### What is needed:
Each line of the listing where the string "menu" appears is to be identified and copied.

Start of Data to process

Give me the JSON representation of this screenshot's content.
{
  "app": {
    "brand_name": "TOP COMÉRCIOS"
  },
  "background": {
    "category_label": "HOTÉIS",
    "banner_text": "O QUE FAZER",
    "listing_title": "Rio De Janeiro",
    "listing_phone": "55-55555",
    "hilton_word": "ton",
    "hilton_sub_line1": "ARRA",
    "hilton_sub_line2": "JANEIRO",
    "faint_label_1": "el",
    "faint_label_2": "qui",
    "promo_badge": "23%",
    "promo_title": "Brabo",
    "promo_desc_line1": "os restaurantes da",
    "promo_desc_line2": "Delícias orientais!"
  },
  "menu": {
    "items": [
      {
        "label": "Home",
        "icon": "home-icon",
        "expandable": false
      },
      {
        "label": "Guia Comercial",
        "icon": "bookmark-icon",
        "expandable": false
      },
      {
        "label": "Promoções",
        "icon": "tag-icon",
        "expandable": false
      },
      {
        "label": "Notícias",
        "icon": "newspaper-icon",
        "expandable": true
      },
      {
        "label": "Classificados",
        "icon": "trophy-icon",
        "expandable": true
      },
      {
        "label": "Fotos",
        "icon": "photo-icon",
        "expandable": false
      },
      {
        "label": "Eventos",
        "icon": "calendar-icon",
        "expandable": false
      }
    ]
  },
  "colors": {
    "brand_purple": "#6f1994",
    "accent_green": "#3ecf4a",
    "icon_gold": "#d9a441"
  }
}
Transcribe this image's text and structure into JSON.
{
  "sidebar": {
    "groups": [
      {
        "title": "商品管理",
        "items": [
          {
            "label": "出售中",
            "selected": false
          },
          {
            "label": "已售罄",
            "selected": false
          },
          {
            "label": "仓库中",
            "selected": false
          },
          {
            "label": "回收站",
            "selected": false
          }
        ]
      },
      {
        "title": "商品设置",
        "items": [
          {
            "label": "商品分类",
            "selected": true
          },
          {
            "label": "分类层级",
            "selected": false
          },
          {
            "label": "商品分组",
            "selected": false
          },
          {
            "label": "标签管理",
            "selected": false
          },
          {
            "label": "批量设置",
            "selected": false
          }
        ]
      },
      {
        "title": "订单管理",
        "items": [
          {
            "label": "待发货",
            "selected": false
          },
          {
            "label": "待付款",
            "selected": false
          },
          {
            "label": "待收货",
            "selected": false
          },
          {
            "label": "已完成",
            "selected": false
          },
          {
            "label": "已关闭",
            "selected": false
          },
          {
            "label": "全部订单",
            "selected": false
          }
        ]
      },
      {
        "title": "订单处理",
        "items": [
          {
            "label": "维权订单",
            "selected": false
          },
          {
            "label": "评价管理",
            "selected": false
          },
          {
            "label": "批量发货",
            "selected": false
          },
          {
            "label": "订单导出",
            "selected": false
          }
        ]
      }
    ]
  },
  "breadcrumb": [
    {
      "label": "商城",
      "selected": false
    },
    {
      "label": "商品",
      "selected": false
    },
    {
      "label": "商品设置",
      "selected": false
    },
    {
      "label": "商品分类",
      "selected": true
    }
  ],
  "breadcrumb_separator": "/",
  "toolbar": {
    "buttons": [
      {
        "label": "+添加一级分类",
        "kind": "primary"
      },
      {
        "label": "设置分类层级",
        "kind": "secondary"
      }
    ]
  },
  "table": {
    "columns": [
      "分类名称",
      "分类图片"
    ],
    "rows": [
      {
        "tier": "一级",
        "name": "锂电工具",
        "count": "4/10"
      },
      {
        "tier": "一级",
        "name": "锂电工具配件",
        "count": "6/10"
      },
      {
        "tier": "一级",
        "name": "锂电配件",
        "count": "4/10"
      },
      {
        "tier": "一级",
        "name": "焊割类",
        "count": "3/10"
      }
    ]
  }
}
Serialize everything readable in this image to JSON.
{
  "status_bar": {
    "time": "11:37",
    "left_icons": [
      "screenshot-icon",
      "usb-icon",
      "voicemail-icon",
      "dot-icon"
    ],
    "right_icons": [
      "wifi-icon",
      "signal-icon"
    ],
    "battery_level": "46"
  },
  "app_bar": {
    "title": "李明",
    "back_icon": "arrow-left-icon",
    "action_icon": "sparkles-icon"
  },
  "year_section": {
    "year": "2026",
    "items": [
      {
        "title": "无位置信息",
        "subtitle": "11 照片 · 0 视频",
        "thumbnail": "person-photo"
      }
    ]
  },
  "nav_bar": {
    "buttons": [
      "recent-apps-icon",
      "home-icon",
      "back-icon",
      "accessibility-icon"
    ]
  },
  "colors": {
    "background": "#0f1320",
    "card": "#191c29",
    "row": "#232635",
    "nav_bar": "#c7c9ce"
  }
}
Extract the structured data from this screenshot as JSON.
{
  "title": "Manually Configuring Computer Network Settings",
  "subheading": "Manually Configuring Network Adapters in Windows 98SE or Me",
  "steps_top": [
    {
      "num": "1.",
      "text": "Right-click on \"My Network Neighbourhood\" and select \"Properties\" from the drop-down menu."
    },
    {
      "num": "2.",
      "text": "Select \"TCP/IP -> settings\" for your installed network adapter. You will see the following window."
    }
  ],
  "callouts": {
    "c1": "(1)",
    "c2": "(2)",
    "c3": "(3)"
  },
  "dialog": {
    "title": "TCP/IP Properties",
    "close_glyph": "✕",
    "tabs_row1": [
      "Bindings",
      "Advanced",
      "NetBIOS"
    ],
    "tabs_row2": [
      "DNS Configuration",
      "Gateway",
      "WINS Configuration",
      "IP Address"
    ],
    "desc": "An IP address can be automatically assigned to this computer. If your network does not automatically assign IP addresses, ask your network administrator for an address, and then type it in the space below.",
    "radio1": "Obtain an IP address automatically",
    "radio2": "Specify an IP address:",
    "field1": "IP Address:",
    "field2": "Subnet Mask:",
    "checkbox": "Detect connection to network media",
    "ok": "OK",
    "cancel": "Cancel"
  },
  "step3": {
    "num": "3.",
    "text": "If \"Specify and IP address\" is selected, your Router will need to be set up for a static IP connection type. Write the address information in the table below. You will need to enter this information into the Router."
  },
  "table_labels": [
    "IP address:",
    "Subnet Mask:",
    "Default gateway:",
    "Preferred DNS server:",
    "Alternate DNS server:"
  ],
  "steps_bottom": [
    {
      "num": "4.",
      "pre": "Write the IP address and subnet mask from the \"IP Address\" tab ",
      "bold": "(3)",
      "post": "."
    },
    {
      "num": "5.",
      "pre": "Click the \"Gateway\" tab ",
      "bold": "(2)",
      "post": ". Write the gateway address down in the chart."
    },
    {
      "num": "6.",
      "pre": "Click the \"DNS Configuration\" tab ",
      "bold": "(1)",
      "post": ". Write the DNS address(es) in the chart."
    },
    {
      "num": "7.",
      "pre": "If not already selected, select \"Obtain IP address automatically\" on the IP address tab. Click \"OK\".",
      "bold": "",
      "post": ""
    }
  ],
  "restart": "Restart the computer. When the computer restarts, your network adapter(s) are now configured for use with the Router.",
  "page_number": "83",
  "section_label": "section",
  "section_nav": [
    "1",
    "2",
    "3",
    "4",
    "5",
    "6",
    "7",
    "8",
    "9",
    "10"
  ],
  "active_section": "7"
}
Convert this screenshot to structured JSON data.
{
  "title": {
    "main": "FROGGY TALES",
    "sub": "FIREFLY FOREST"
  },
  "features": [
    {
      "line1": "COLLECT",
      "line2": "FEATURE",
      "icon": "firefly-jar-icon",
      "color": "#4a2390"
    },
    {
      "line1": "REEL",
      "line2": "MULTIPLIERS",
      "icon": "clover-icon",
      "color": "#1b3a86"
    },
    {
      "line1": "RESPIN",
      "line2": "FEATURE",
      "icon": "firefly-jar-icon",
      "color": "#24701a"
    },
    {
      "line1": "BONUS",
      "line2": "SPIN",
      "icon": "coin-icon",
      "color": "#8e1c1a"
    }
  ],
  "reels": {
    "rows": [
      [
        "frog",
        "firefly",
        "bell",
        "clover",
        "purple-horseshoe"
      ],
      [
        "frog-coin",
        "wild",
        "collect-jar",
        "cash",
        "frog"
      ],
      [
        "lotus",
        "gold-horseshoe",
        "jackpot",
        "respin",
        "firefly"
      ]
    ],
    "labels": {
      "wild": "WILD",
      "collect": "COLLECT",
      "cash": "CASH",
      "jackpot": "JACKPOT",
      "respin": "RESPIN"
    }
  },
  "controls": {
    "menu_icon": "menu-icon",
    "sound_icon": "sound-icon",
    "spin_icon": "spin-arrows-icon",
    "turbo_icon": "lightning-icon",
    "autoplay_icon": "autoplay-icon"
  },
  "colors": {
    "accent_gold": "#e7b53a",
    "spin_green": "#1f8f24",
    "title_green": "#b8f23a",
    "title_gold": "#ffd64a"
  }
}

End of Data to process

### Answer for this exercise:
  "menu": {
      "text": "Right-click on \"My Network Neighbourhood\" and select \"Properties\" from the drop-down menu."
    "menu_icon": "menu-icon",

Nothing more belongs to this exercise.